Dataset rows describing interfaces:
---------------
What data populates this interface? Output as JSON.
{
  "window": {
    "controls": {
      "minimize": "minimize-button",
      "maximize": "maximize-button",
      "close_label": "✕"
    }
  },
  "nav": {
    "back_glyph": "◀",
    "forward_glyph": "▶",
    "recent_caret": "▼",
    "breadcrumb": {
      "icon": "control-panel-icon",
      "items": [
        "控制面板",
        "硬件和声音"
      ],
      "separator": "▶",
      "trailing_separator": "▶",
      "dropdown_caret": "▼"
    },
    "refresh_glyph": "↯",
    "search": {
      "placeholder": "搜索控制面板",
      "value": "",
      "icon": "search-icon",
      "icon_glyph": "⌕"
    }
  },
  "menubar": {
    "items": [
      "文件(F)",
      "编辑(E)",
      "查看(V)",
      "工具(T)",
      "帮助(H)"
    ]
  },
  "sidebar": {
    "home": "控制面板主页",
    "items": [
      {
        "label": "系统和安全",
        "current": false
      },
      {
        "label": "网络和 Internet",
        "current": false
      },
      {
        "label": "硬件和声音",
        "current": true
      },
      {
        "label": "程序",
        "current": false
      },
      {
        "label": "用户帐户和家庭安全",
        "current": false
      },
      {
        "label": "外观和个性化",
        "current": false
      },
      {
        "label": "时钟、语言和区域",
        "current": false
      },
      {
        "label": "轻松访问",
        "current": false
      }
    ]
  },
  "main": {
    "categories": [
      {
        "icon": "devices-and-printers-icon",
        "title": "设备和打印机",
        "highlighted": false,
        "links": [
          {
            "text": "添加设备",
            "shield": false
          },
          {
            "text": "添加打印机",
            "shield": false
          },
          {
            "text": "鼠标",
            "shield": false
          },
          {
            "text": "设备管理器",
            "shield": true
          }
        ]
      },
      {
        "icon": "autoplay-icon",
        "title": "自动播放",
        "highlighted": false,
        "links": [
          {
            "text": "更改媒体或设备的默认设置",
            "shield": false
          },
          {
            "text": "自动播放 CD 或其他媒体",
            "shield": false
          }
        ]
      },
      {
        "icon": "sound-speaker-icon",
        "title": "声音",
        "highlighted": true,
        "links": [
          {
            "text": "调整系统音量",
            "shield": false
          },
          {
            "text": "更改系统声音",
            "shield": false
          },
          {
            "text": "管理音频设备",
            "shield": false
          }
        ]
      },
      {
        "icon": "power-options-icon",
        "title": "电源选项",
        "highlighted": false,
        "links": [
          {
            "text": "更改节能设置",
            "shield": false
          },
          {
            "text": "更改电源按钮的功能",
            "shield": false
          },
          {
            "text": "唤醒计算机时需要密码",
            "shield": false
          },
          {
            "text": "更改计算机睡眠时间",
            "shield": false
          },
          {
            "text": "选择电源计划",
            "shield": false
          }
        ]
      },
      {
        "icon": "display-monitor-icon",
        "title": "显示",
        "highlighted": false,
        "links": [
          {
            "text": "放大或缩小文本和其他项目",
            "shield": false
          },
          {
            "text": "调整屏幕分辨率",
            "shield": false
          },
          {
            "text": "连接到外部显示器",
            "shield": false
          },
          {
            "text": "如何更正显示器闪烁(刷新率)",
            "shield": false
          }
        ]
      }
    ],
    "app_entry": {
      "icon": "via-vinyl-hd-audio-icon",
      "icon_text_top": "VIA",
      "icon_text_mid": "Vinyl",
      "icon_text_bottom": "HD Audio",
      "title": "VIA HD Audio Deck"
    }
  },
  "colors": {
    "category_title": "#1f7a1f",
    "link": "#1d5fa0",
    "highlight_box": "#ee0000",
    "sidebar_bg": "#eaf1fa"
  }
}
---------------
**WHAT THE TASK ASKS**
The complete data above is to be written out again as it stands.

**WRITTEN RESPONSE**
What data populates this interface? Output as JSON.
{
  "window": {
    "controls": {
      "minimize": "minimize-button",
      "maximize": "maximize-button",
      "close_label": "✕"
    }
  },
  "nav": {
    "back_glyph": "◀",
    "forward_glyph": "▶",
    "recent_caret": "▼",
    "breadcrumb": {
      "icon": "control-panel-icon",
      "items": [
        "控制面板",
        "硬件和声音"
      ],
      "separator": "▶",
      "trailing_separator": "▶",
      "dropdown_caret": "▼"
    },
    "refresh_glyph": "↯",
    "search": {
      "placeholder": "搜索控制面板",
      "value": "",
      "icon": "search-icon",
      "icon_glyph": "⌕"
    }
  },
  "menubar": {
    "items": [
      "文件(F)",
      "编辑(E)",
      "查看(V)",
      "工具(T)",
      "帮助(H)"
    ]
  },
  "sidebar": {
    "home": "控制面板主页",
    "items": [
      {
        "label": "系统和安全",
        "current": false
      },
      {
        "label": "网络和 Internet",
        "current": false
      },
      {
        "label": "硬件和声音",
        "current": true
      },
      {
        "label": "程序",
        "current": false
      },
      {
        "label": "用户帐户和家庭安全",
        "current": false
      },
      {
        "label": "外观和个性化",
        "current": false
      },
      {
        "label": "时钟、语言和区域",
        "current": false
      },
      {
        "label": "轻松访问",
        "current": false
      }
    ]
  },
  "main": {
    "categories": [
      {
        "icon": "devices-and-printers-icon",
        "title": "设备和打印机",
        "highlighted": false,
        "links": [
          {
            "text": "添加设备",
            "shield": false
          },
          {
            "text": "添加打印机",
            "shield": false
          },
          {
            "text": "鼠标",
            "shield": false
          },
          {
            "text": "设备管理器",
            "shield": true
          }
        ]
      },
      {
        "icon": "autoplay-icon",
        "title": "自动播放",
        "highlighted": false,
        "links": [
          {
            "text": "更改媒体或设备的默认设置",
            "shield": false
          },
          {
            "text": "自动播放 CD 或其他媒体",
            "shield": false
          }
        ]
      },
      {
        "icon": "sound-speaker-icon",
        "title": "声音",
        "highlighted": true,
        "links": [
          {
            "text": "调整系统音量",
            "shield": false
          },
          {
            "text": "更改系统声音",
            "shield": false
          },
          {
            "text": "管理音频设备",
            "shield": false
          }
        ]
      },
      {
        "icon": "power-options-icon",
        "title": "电源选项",
        "highlighted": false,
        "links": [
          {
            "text": "更改节能设置",
            "shield": false
          },
          {
            "text": "更改电源按钮的功能",
            "shield": false
          },
          {
            "text": "唤醒计算机时需要密码",
            "shield": false
          },
          {
            "text": "更改计算机睡眠时间",
            "shield": false
          },
          {
            "text": "选择电源计划",
            "shield": false
          }
        ]
      },
      {
        "icon": "display-monitor-icon",
        "title": "显示",
        "highlighted": false,
        "links": [
          {
            "text": "放大或缩小文本和其他项目",
            "shield": false
          },
          {
            "text": "调整屏幕分辨率",
            "shield": false
          },
          {
            "text": "连接到外部显示器",
            "shield": false
          },
          {
            "text": "如何更正显示器闪烁(刷新率)",
            "shield": false
          }
        ]
      }
    ],
    "app_entry": {
      "icon": "via-vinyl-hd-audio-icon",
      "icon_text_top": "VIA",
      "icon_text_mid": "Vinyl",
      "icon_text_bottom": "HD Audio",
      "title": "VIA HD Audio Deck"
    }
  },
  "colors": {
    "category_title": "#1f7a1f",
    "link": "#1d5fa0",
    "highlight_box": "#ee0000",
    "sidebar_bg": "#eaf1fa"
  }
}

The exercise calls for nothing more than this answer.